This year has been rough in its own way. If last year was my year without boundaries, this year has been my year to once again set those boundaries that I had always lived with. I’ve found it necessary to be more confrontational this year. It has been a year of recognizing a lot more of my warrior side. This has been my year for being an “aggressive, territorial bitch” (yes, this has been thrown at me several times). I’ve decided to embrace this aspect of myself and go with it. I refuse to be cowed again by the ridiculousness of other people’s behavior and to let myself get back to that place without boundaries.

This weekend, my best friend and sister Pirate, MadmadmadMadame Magda, ship’s scribe, came down to visit me. In the course of her stay I went and had my septum pierced. I had been thinking about getting this piercing for a while and figured that while my best friend was here to hold my hand, I might as well go and get it done. (For someone as covered in tattoos as I am, the piercings still get to me…ironic, no?) Later, we were sitting on my front stoop drinking mead and she asked me if I knew anything about the history of the septum piercing, which I don’t. She told me that she thought it was interesting that it was the body modification that I had decided to go with next since it was a symbol of warrior cultures and the closed ring was used to symbolize the code by which they lived their lives.

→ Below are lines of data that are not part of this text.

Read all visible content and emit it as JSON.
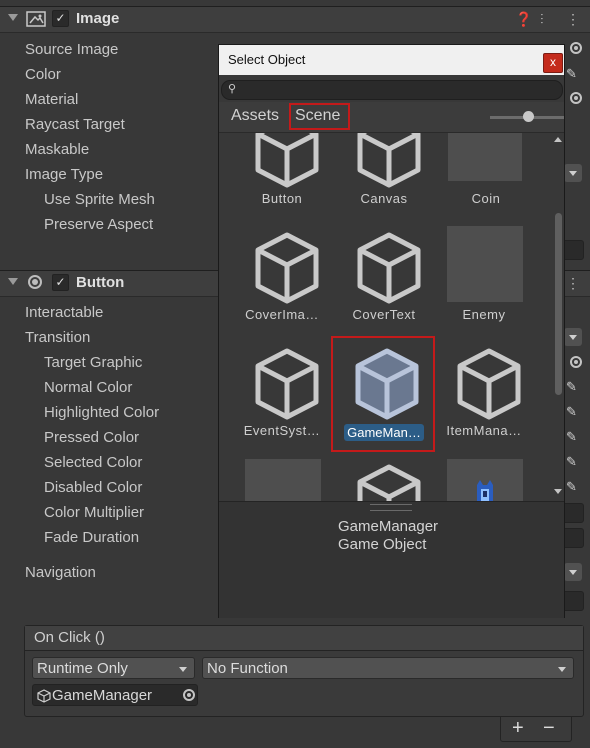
{
  "image_component": {
    "title": "Image",
    "properties": [
      "Source Image",
      "Color",
      "Material",
      "Raycast Target",
      "Maskable",
      "Image Type",
      "Use Sprite Mesh",
      "Preserve Aspect"
    ]
  },
  "button_component": {
    "title": "Button",
    "properties": [
      "Interactable",
      "Transition",
      "Target Graphic",
      "Normal Color",
      "Highlighted Color",
      "Pressed Color",
      "Selected Color",
      "Disabled Color",
      "Color Multiplier",
      "Fade Duration",
      "Navigation"
    ]
  },
  "on_click": {
    "title": "On Click ()",
    "runtime_option": "Runtime Only",
    "function_option": "No Function",
    "target_object": "GameManager",
    "add_label": "+",
    "remove_label": "−"
  },
  "picker": {
    "title": "Select Object",
    "close_label": "x",
    "search_placeholder": "",
    "tabs": [
      "Assets",
      "Scene"
    ],
    "active_tab": "Scene",
    "items": [
      {
        "label": "Button",
        "kind": "cube"
      },
      {
        "label": "Canvas",
        "kind": "cube"
      },
      {
        "label": "Coin",
        "kind": "thumb"
      },
      {
        "label": "CoverIma…",
        "kind": "cube"
      },
      {
        "label": "CoverText",
        "kind": "cube"
      },
      {
        "label": "Enemy",
        "kind": "thumb"
      },
      {
        "label": "EventSyst…",
        "kind": "cube"
      },
      {
        "label": "GameMan…",
        "kind": "cube",
        "selected": true
      },
      {
        "label": "ItemMana…",
        "kind": "cube"
      },
      {
        "label": "",
        "kind": "thumb"
      },
      {
        "label": "",
        "kind": "cube"
      },
      {
        "label": "",
        "kind": "sprite"
      }
    ],
    "preview": {
      "name": "GameManager",
      "type": "Game Object"
    }
  },
  "colors": {
    "selection": "#2c5d87",
    "highlight_border": "#c41a1a",
    "panel": "#383838"
  }
}
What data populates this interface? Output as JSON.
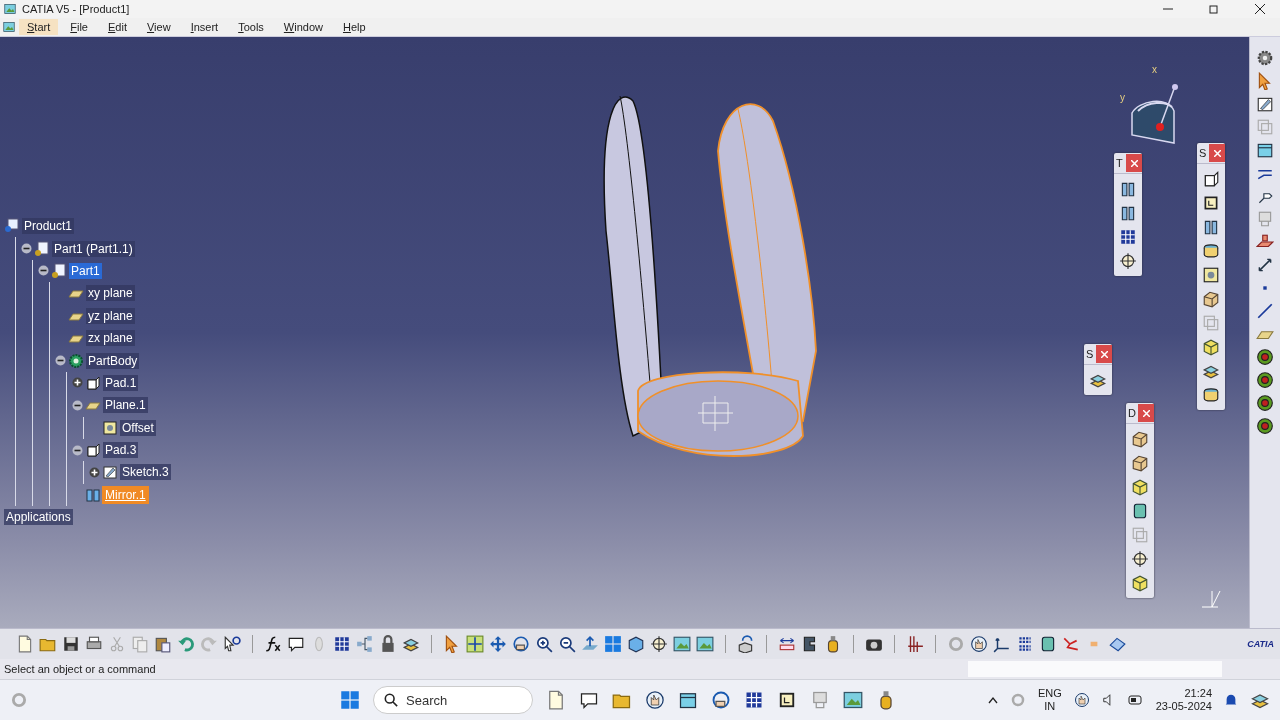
{
  "window": {
    "title": "CATIA V5 - [Product1]"
  },
  "menu": [
    {
      "label": "Start",
      "selected": true
    },
    {
      "label": "File",
      "selected": false
    },
    {
      "label": "Edit",
      "selected": false
    },
    {
      "label": "View",
      "selected": false
    },
    {
      "label": "Insert",
      "selected": false
    },
    {
      "label": "Tools",
      "selected": false
    },
    {
      "label": "Window",
      "selected": false
    },
    {
      "label": "Help",
      "selected": false
    }
  ],
  "tree": [
    {
      "label": "Product1",
      "kind": "product",
      "selected": false,
      "hovered": false,
      "children": [
        {
          "label": "Part1 (Part1.1)",
          "kind": "part",
          "selected": false,
          "hovered": false,
          "expanded": true,
          "children": [
            {
              "label": "Part1",
              "kind": "part",
              "selected": true,
              "hovered": false,
              "expanded": true,
              "children": [
                {
                  "label": "xy plane",
                  "kind": "plane",
                  "selected": false,
                  "hovered": false
                },
                {
                  "label": "yz plane",
                  "kind": "plane",
                  "selected": false,
                  "hovered": false
                },
                {
                  "label": "zx plane",
                  "kind": "plane",
                  "selected": false,
                  "hovered": false
                },
                {
                  "label": "PartBody",
                  "kind": "body",
                  "selected": false,
                  "hovered": false,
                  "expanded": true,
                  "children": [
                    {
                      "label": "Pad.1",
                      "kind": "pad",
                      "selected": false,
                      "hovered": false,
                      "expanded": false
                    },
                    {
                      "label": "Plane.1",
                      "kind": "plane",
                      "selected": false,
                      "hovered": false,
                      "expanded": true,
                      "children": [
                        {
                          "label": "Offset",
                          "kind": "offset",
                          "selected": false,
                          "hovered": false
                        }
                      ]
                    },
                    {
                      "label": "Pad.3",
                      "kind": "pad",
                      "selected": false,
                      "hovered": false,
                      "expanded": true,
                      "children": [
                        {
                          "label": "Sketch.3",
                          "kind": "sketch",
                          "selected": false,
                          "hovered": false,
                          "expanded": false
                        }
                      ]
                    },
                    {
                      "label": "Mirror.1",
                      "kind": "mirror",
                      "selected": false,
                      "hovered": true
                    }
                  ]
                }
              ]
            }
          ]
        }
      ]
    },
    {
      "label": "Applications",
      "kind": "none",
      "selected": false,
      "hovered": false
    }
  ],
  "toolbars": [
    {
      "title": "T"
    },
    {
      "title": "S"
    },
    {
      "title": "S"
    },
    {
      "title": "D"
    }
  ],
  "compass": {
    "x_label": "x",
    "y_label": "y"
  },
  "logo": "CATIA",
  "status_bar": {
    "message": "Select an object or a command"
  },
  "taskbar": {
    "search_placeholder": "Search",
    "language": "ENG",
    "region": "IN",
    "time": "21:24",
    "date": "23-05-2024"
  }
}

In the end I think this is a good thing, I’ve never thought of myself as someone that wouldn’t stand up for myself. In some ways, this has been something that has always defined me. But I was never someone who wanted to have the actual confrontation. I’m a very polite pirate at the end of the day. Confronting someone about something and getting things out in the open is much healthier, usually, than keeping it all bottled up inside of you. I think that having lost sight of that, I also lost sight of some of my spiritual practices. Maybe this is partly the reason that Wicca has come into my life; I’ve needed that more disciplined practice to pull myself back to what I was doing before the insanity of last year.

In the end, the Gods knew what they were doing, even when I didn’t. While last year certainly wasn’t a good year, it was the catalyst that brought me to my true place in life and for that, I am grateful. I am also grateful for the people around me who share their insights. Sometimes life lessons aren’t easy, but they serve a purpose and that, at the end of the day, is what counts the most.


Pirates hanging outside the galley at Earth Warriors Festival 2010 (I’m the redhead in the back), if you would like to meet the pirates they assist with the Earth Warriors Festival and perform at Wisteria Summer Solstice.


MadmadmadMadame Magda, Dirty-Dirty Alice and Me (The Luscious Lead Boots Lea)